If you are struggling with your writing or simply need a fresh inspiration then a writing walkabout is a sovereign cure. Sometimes all you need to generate writing is a change in location and sometimes you do not even need to go very far — simply take a few steps out your front door or a short drive from home. The best places to write offer some place to sit and an excuse (such as a cup of coffee) or opportunity (such as a bench) to linger and something interesting to study and write about. These places can be on Main Street or in the woods. These places can be found in second-hand stores or art galleries. I have perched on street curbs and garbage cans and loading docks and fallen trees. I have braced my notebook against walls and fences and boulders. There are no rules about the location of a writing walkabout. Sometimes I have deliberately chosen a place because I have to drive there and sometimes I have simply wandered around a neighborhood until I spotted a likely spot. There are no rules about the time you spend writing as long as you write. When I have been part of a structure writing walkabout with other writers we generally write for 10-15 minutes per location, but when I am on my own I simply move on as the mood strikes me.

So embark on your own writing walkabout and don’t forget to share using the #JustWrite hashtag!

Solve for X

Solve for X

This prompt is inspired by Oliver de la Paz poem “Solve for X” which has inspired a great deal of thought and writing for me of late.

de la Paz notes:

‘Solve for X’ is part of a sequence of poems about my son who’s on the autistic spectrum. I’ve been attempting to understand the way he perceives the world and I’ve been using cause and effect models as poetic templates. Word problems requiring the mathematician to solve for an unknown, thus, have become a metaphor for how we negotiate our relationship as father and son.

I love this line:

A spasm of radio and the accident of understanding
what it means to be X

We all have unknowns in our life that we are struggling to solve, to understand, and that is an incredibly important writing prompt to explore and some very meaningful writing can come in response to our search. Spend some time writing in response to the idea of solving for X where X can represent any part of your life that you want or need to know more about whether it is your past, present, or future andwhether it is a person, place, or thing. Personally I’m working through my hopes and goals for the future while coming to terms with my present.
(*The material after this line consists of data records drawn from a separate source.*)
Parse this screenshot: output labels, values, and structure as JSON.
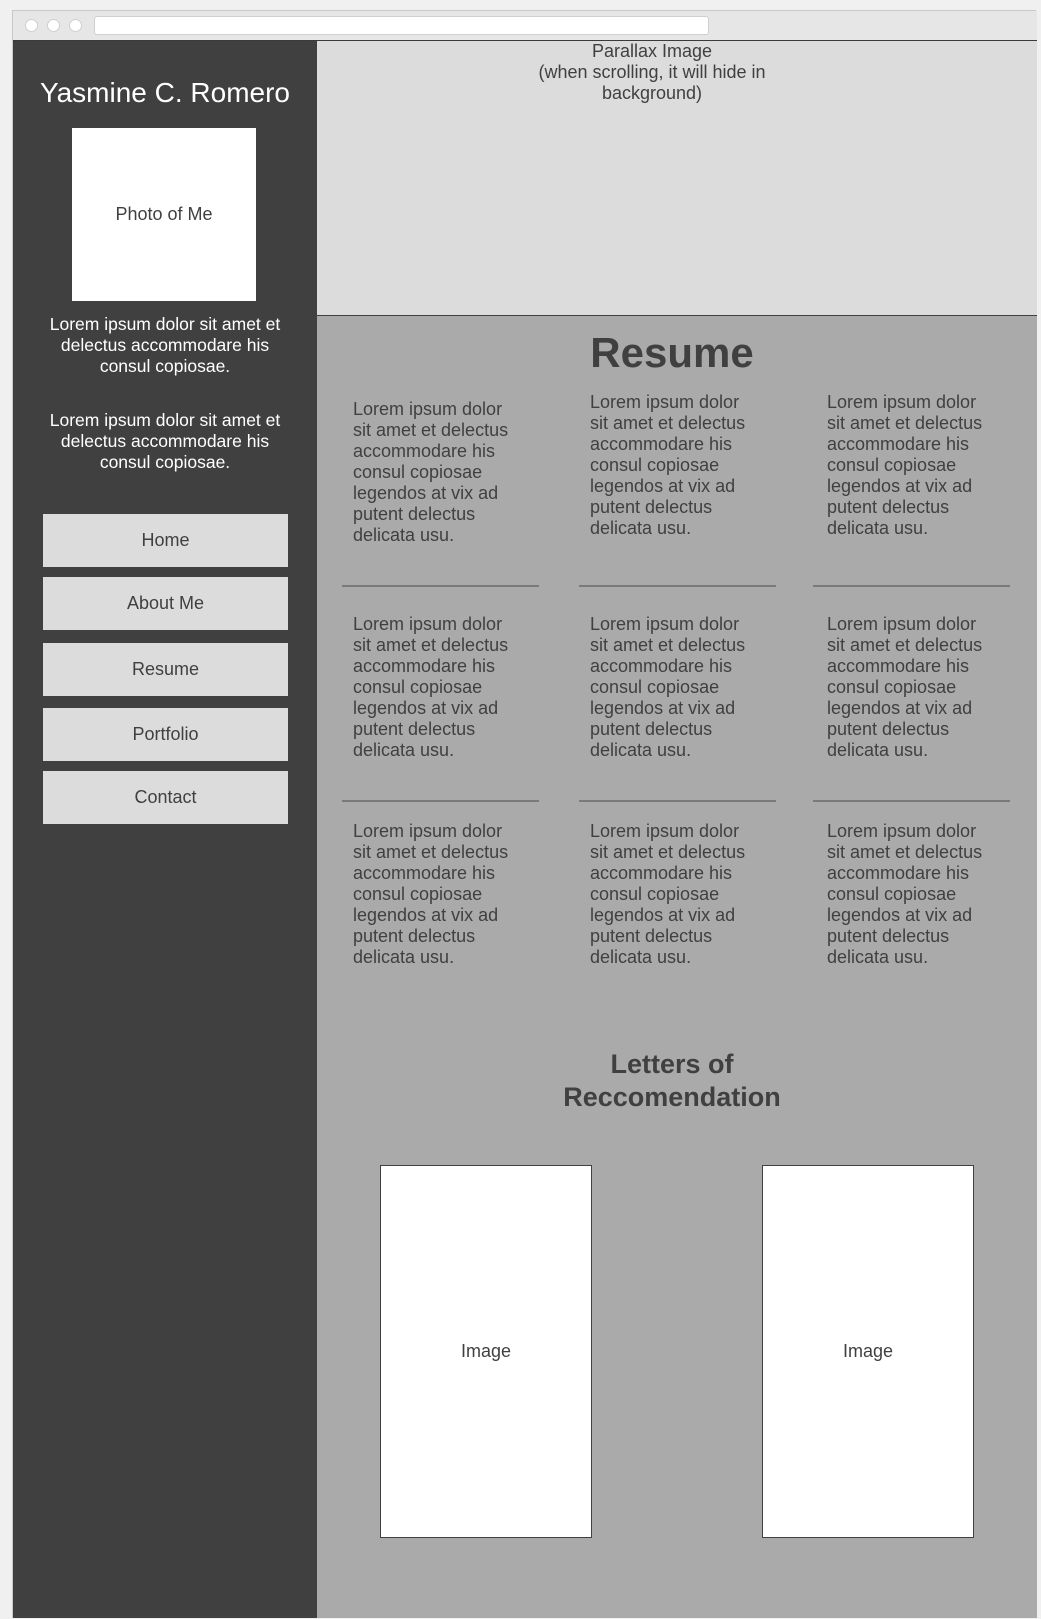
{
  "sidebar": {
    "name": "Yasmine C. Romero",
    "photo_label": "Photo of Me",
    "bio": [
      "Lorem ipsum dolor sit amet et delectus accommodare his consul copiosae.",
      "Lorem ipsum dolor sit amet et delectus accommodare his consul copiosae."
    ],
    "nav": [
      {
        "label": "Home"
      },
      {
        "label": "About Me"
      },
      {
        "label": "Resume"
      },
      {
        "label": "Portfolio"
      },
      {
        "label": "Contact"
      }
    ]
  },
  "main": {
    "parallax": {
      "line1": "Parallax Image",
      "line2": "(when scrolling, it will hide in background)"
    },
    "resume": {
      "title": "Resume",
      "items": [
        "Lorem ipsum dolor sit amet et delectus accommodare his consul copiosae legendos at vix ad putent delectus delicata usu.",
        "Lorem ipsum dolor sit amet et delectus accommodare his consul copiosae legendos at vix ad putent delectus delicata usu.",
        "Lorem ipsum dolor sit amet et delectus accommodare his consul copiosae legendos at vix ad putent delectus delicata usu.",
        "Lorem ipsum dolor sit amet et delectus accommodare his consul copiosae legendos at vix ad putent delectus delicata usu.",
        "Lorem ipsum dolor sit amet et delectus accommodare his consul copiosae legendos at vix ad putent delectus delicata usu.",
        "Lorem ipsum dolor sit amet et delectus accommodare his consul copiosae legendos at vix ad putent delectus delicata usu.",
        "Lorem ipsum dolor sit amet et delectus accommodare his consul copiosae legendos at vix ad putent delectus delicata usu.",
        "Lorem ipsum dolor sit amet et delectus accommodare his consul copiosae legendos at vix ad putent delectus delicata usu.",
        "Lorem ipsum dolor sit amet et delectus accommodare his consul copiosae legendos at vix ad putent delectus delicata usu."
      ]
    },
    "letters": {
      "title": "Letters of Reccomendation",
      "images": [
        {
          "label": "Image"
        },
        {
          "label": "Image"
        }
      ]
    }
  },
  "colors": {
    "sidebar_bg": "#404040",
    "main_bg": "#aaaaaa",
    "parallax_bg": "#dcdcdc",
    "button_bg": "#dcdcdc",
    "text_dark": "#404040"
  }
}
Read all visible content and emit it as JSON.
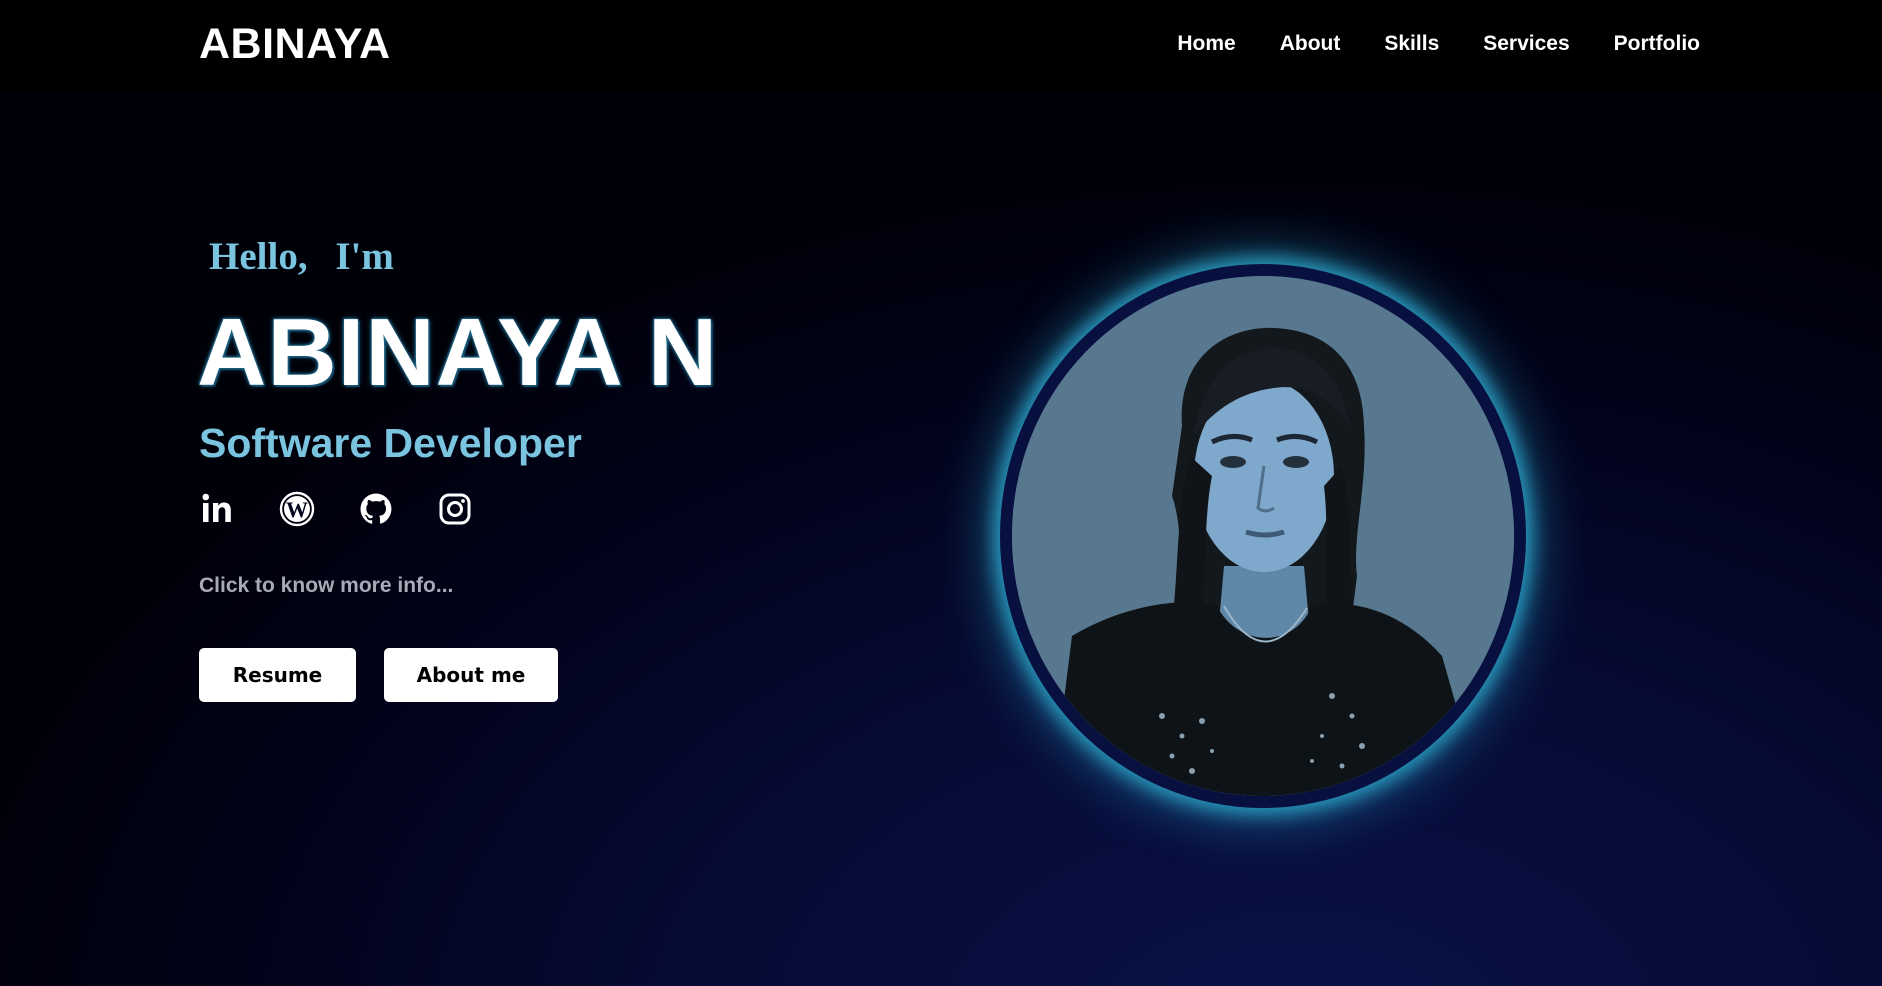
{
  "header": {
    "brand": "ABINAYA",
    "nav": [
      "Home",
      "About",
      "Skills",
      "Services",
      "Portfolio"
    ]
  },
  "hero": {
    "greeting": "Hello, I'm",
    "name": "ABINAYA N",
    "role": "Software Developer",
    "socials": [
      "linkedin-icon",
      "wordpress-icon",
      "github-icon",
      "instagram-icon"
    ],
    "info": "Click to know more info...",
    "buttons": {
      "resume": "Resume",
      "about": "About me"
    }
  },
  "colors": {
    "accent": "#7ac4e0",
    "glow": "#2a9cc0",
    "background": "#02031a",
    "button_bg": "#ffffff"
  }
}
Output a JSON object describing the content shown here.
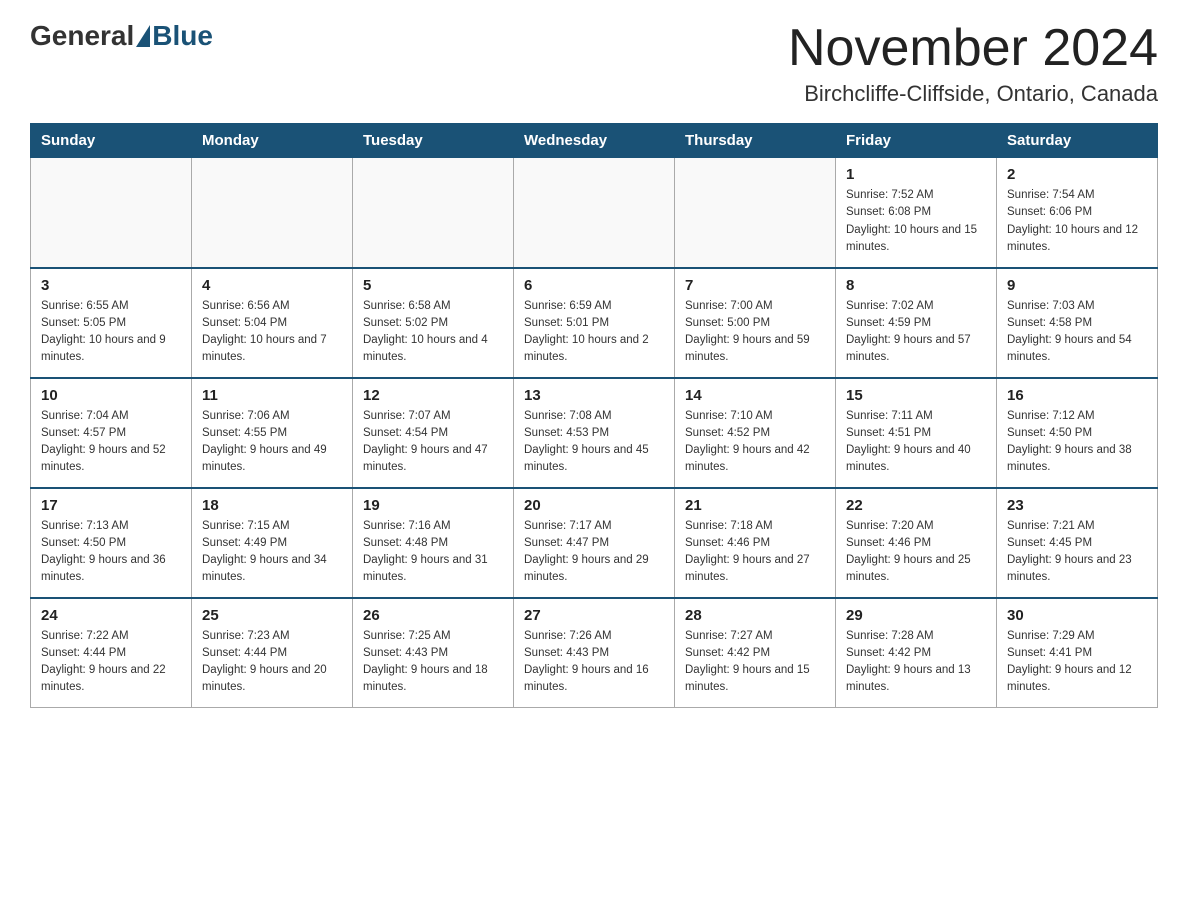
{
  "header": {
    "logo_general": "General",
    "logo_blue": "Blue",
    "month_title": "November 2024",
    "location": "Birchcliffe-Cliffside, Ontario, Canada"
  },
  "weekdays": [
    "Sunday",
    "Monday",
    "Tuesday",
    "Wednesday",
    "Thursday",
    "Friday",
    "Saturday"
  ],
  "weeks": [
    [
      {
        "day": "",
        "sunrise": "",
        "sunset": "",
        "daylight": ""
      },
      {
        "day": "",
        "sunrise": "",
        "sunset": "",
        "daylight": ""
      },
      {
        "day": "",
        "sunrise": "",
        "sunset": "",
        "daylight": ""
      },
      {
        "day": "",
        "sunrise": "",
        "sunset": "",
        "daylight": ""
      },
      {
        "day": "",
        "sunrise": "",
        "sunset": "",
        "daylight": ""
      },
      {
        "day": "1",
        "sunrise": "Sunrise: 7:52 AM",
        "sunset": "Sunset: 6:08 PM",
        "daylight": "Daylight: 10 hours and 15 minutes."
      },
      {
        "day": "2",
        "sunrise": "Sunrise: 7:54 AM",
        "sunset": "Sunset: 6:06 PM",
        "daylight": "Daylight: 10 hours and 12 minutes."
      }
    ],
    [
      {
        "day": "3",
        "sunrise": "Sunrise: 6:55 AM",
        "sunset": "Sunset: 5:05 PM",
        "daylight": "Daylight: 10 hours and 9 minutes."
      },
      {
        "day": "4",
        "sunrise": "Sunrise: 6:56 AM",
        "sunset": "Sunset: 5:04 PM",
        "daylight": "Daylight: 10 hours and 7 minutes."
      },
      {
        "day": "5",
        "sunrise": "Sunrise: 6:58 AM",
        "sunset": "Sunset: 5:02 PM",
        "daylight": "Daylight: 10 hours and 4 minutes."
      },
      {
        "day": "6",
        "sunrise": "Sunrise: 6:59 AM",
        "sunset": "Sunset: 5:01 PM",
        "daylight": "Daylight: 10 hours and 2 minutes."
      },
      {
        "day": "7",
        "sunrise": "Sunrise: 7:00 AM",
        "sunset": "Sunset: 5:00 PM",
        "daylight": "Daylight: 9 hours and 59 minutes."
      },
      {
        "day": "8",
        "sunrise": "Sunrise: 7:02 AM",
        "sunset": "Sunset: 4:59 PM",
        "daylight": "Daylight: 9 hours and 57 minutes."
      },
      {
        "day": "9",
        "sunrise": "Sunrise: 7:03 AM",
        "sunset": "Sunset: 4:58 PM",
        "daylight": "Daylight: 9 hours and 54 minutes."
      }
    ],
    [
      {
        "day": "10",
        "sunrise": "Sunrise: 7:04 AM",
        "sunset": "Sunset: 4:57 PM",
        "daylight": "Daylight: 9 hours and 52 minutes."
      },
      {
        "day": "11",
        "sunrise": "Sunrise: 7:06 AM",
        "sunset": "Sunset: 4:55 PM",
        "daylight": "Daylight: 9 hours and 49 minutes."
      },
      {
        "day": "12",
        "sunrise": "Sunrise: 7:07 AM",
        "sunset": "Sunset: 4:54 PM",
        "daylight": "Daylight: 9 hours and 47 minutes."
      },
      {
        "day": "13",
        "sunrise": "Sunrise: 7:08 AM",
        "sunset": "Sunset: 4:53 PM",
        "daylight": "Daylight: 9 hours and 45 minutes."
      },
      {
        "day": "14",
        "sunrise": "Sunrise: 7:10 AM",
        "sunset": "Sunset: 4:52 PM",
        "daylight": "Daylight: 9 hours and 42 minutes."
      },
      {
        "day": "15",
        "sunrise": "Sunrise: 7:11 AM",
        "sunset": "Sunset: 4:51 PM",
        "daylight": "Daylight: 9 hours and 40 minutes."
      },
      {
        "day": "16",
        "sunrise": "Sunrise: 7:12 AM",
        "sunset": "Sunset: 4:50 PM",
        "daylight": "Daylight: 9 hours and 38 minutes."
      }
    ],
    [
      {
        "day": "17",
        "sunrise": "Sunrise: 7:13 AM",
        "sunset": "Sunset: 4:50 PM",
        "daylight": "Daylight: 9 hours and 36 minutes."
      },
      {
        "day": "18",
        "sunrise": "Sunrise: 7:15 AM",
        "sunset": "Sunset: 4:49 PM",
        "daylight": "Daylight: 9 hours and 34 minutes."
      },
      {
        "day": "19",
        "sunrise": "Sunrise: 7:16 AM",
        "sunset": "Sunset: 4:48 PM",
        "daylight": "Daylight: 9 hours and 31 minutes."
      },
      {
        "day": "20",
        "sunrise": "Sunrise: 7:17 AM",
        "sunset": "Sunset: 4:47 PM",
        "daylight": "Daylight: 9 hours and 29 minutes."
      },
      {
        "day": "21",
        "sunrise": "Sunrise: 7:18 AM",
        "sunset": "Sunset: 4:46 PM",
        "daylight": "Daylight: 9 hours and 27 minutes."
      },
      {
        "day": "22",
        "sunrise": "Sunrise: 7:20 AM",
        "sunset": "Sunset: 4:46 PM",
        "daylight": "Daylight: 9 hours and 25 minutes."
      },
      {
        "day": "23",
        "sunrise": "Sunrise: 7:21 AM",
        "sunset": "Sunset: 4:45 PM",
        "daylight": "Daylight: 9 hours and 23 minutes."
      }
    ],
    [
      {
        "day": "24",
        "sunrise": "Sunrise: 7:22 AM",
        "sunset": "Sunset: 4:44 PM",
        "daylight": "Daylight: 9 hours and 22 minutes."
      },
      {
        "day": "25",
        "sunrise": "Sunrise: 7:23 AM",
        "sunset": "Sunset: 4:44 PM",
        "daylight": "Daylight: 9 hours and 20 minutes."
      },
      {
        "day": "26",
        "sunrise": "Sunrise: 7:25 AM",
        "sunset": "Sunset: 4:43 PM",
        "daylight": "Daylight: 9 hours and 18 minutes."
      },
      {
        "day": "27",
        "sunrise": "Sunrise: 7:26 AM",
        "sunset": "Sunset: 4:43 PM",
        "daylight": "Daylight: 9 hours and 16 minutes."
      },
      {
        "day": "28",
        "sunrise": "Sunrise: 7:27 AM",
        "sunset": "Sunset: 4:42 PM",
        "daylight": "Daylight: 9 hours and 15 minutes."
      },
      {
        "day": "29",
        "sunrise": "Sunrise: 7:28 AM",
        "sunset": "Sunset: 4:42 PM",
        "daylight": "Daylight: 9 hours and 13 minutes."
      },
      {
        "day": "30",
        "sunrise": "Sunrise: 7:29 AM",
        "sunset": "Sunset: 4:41 PM",
        "daylight": "Daylight: 9 hours and 12 minutes."
      }
    ]
  ]
}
Let us know if you find this prompt inspiring!

Artwork by Flickr

Fresh Earth

Study this picture and then write about whatever comes to mind. When I encountered this newly plowed field this morning I was struck by all the possible responses evoked by the sight. What potential do you see here?

Now look at this close up. Study the tractor’s tire tracks…the overturned earth…the chopped sections of grass. What ideas and emotions does this evoke? Can you find you or your life represented here?

If you #JustWrite don’t forget to share!